Shapiro: The way the internet has affected audiences. Channel 9 in the ’80s used to get about a 50 share on its 10 p.m. newscast [meaning half the households in the Denver market tuned in]. That’s incredible. Now, you’re lucky if you get a six or seven share. I don’t think the stories are all that different. We still try to give people information about their communities in a way that’s understandable and compelling.
Benemann: Local news didn’t just sit back and watch social media explode. Gary’s station was the blueprint in this market for how to be part of that. Now, all the stations have aggressive websites and are figuring out ways to monetize the eyeballs that visit those websites.
Anchorman lampooned the idea of TV newspeople being icons, but what’s it really like being a local celebrity?
Shapiro: Jim is more of a celebrity than I am, so I’ll let him talk about that.
Benemann: I do get recognized, but I am at a point in my life, 66 years old, where people say, “God, I remember when I was a toddler, my mom and dad used to watch you.” It’s a smack in the face that we’ve been at this for a long time.

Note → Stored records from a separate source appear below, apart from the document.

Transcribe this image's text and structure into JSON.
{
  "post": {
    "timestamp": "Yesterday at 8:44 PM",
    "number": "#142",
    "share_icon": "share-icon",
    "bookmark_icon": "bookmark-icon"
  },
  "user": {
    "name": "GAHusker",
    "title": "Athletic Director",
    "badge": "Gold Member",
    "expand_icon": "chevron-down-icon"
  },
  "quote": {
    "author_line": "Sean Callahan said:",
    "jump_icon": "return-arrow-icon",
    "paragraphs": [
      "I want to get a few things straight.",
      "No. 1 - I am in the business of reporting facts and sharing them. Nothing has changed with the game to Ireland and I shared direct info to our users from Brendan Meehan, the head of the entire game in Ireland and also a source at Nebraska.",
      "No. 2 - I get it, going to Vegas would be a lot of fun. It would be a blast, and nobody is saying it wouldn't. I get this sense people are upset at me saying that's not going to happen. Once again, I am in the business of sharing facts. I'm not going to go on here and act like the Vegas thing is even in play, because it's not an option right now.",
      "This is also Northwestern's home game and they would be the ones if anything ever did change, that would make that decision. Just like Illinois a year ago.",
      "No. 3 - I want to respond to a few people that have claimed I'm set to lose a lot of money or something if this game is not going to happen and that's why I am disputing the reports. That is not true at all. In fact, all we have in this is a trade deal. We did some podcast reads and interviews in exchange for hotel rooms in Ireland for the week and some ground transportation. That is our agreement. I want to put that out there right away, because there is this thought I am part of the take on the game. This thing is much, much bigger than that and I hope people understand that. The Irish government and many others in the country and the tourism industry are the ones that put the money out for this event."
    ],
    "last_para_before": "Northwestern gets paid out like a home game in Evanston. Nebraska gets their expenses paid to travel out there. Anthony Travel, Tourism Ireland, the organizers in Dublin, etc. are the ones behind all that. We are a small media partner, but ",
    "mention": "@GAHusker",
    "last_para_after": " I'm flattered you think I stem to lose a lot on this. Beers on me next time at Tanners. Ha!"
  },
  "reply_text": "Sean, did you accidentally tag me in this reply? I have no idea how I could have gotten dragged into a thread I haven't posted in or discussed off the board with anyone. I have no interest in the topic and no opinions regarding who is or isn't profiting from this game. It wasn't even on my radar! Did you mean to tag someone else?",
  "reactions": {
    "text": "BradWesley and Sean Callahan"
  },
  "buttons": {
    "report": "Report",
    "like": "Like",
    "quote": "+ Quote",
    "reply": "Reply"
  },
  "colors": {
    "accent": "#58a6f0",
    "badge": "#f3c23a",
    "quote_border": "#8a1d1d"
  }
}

Shapiro: I decided I wasn’t going to take myself too seriously after a guy came up to me and said, “I recognize you.” I said, “Channel 9?” And he goes, “No, that’s not it. You ever work at the meatpacking plant?”
What was the biggest story you covered?
Shapiro: In 1986, I went to Florida to do a piece on these great kids from Colorado who had won a contest to watch the Challenger space shuttle take off. We all know what happened to Challenger.
Benemann: The one that was such a game changer for our society and our community was the Columbine High School shooting. Sadly, that was just the tip of the iceberg.
Benemann: No. I think the most important emotion I have as I move toward the door is gratitude.
Shapiro: I remember when I started on 9News Mornings, I thought I’d give it a year or two. Thirty-three years later, I still enjoy doing it. Although I am going to enjoy sleeping in.